Activity >> Wherever the word "JSON" appears in a line of the records, copy that line.

(Data about app and page elements)
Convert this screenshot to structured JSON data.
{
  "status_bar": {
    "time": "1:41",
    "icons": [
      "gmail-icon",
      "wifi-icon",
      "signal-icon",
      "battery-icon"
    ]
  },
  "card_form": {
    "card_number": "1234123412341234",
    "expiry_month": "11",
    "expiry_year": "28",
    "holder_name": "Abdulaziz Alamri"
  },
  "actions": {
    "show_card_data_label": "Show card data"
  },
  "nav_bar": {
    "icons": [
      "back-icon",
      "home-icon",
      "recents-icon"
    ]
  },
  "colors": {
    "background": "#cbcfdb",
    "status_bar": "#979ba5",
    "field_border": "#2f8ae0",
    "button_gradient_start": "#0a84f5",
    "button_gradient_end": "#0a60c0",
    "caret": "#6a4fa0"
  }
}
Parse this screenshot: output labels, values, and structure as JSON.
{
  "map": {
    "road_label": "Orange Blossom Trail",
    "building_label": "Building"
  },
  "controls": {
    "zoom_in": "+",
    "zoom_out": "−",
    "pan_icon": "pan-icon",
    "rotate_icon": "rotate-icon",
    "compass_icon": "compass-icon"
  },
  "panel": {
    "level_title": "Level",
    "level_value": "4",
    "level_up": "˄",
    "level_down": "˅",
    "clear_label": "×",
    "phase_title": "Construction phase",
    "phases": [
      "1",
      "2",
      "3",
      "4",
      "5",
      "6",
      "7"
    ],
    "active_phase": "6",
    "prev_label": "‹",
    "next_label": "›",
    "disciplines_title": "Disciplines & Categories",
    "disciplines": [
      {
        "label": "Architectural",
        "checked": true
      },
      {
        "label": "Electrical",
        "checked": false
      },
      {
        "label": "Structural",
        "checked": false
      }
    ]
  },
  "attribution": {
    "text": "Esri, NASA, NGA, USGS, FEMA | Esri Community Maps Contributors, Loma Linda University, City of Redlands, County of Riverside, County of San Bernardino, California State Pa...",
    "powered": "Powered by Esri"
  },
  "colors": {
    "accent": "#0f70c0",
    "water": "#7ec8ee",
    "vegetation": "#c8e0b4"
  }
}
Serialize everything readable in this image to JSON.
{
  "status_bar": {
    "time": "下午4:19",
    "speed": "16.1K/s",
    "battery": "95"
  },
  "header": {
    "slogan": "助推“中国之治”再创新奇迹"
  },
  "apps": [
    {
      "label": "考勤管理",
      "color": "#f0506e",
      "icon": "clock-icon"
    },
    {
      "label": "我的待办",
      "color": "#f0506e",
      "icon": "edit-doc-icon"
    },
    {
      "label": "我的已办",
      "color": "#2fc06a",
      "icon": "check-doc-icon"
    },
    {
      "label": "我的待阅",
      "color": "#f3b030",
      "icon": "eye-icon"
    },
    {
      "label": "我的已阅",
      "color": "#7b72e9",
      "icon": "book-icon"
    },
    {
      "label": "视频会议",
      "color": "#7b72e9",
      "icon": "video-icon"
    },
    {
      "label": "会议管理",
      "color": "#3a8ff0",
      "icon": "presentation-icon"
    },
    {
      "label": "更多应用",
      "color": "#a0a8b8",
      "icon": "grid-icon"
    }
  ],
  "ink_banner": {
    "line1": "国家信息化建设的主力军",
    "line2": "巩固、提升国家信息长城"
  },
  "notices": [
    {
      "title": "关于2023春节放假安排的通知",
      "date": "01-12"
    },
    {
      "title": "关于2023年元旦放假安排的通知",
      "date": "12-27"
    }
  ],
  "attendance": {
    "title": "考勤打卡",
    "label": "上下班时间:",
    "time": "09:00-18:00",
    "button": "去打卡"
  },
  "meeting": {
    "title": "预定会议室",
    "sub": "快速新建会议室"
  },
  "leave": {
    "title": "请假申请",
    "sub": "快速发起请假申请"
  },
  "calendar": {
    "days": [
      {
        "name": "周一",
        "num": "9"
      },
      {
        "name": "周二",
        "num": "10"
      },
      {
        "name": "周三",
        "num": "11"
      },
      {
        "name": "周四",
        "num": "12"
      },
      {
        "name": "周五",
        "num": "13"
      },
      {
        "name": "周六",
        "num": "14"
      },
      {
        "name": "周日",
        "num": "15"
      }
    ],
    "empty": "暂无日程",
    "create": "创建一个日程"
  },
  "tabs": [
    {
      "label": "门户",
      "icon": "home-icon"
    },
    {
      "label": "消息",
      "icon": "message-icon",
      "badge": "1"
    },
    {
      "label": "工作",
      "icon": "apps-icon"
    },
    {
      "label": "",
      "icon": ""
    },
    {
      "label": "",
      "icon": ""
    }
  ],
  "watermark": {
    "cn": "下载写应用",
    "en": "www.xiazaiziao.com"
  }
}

Answer space >>
Convert this screenshot to structured JSON data.
Parse this screenshot: output labels, values, and structure as JSON.
Serialize everything readable in this image to JSON.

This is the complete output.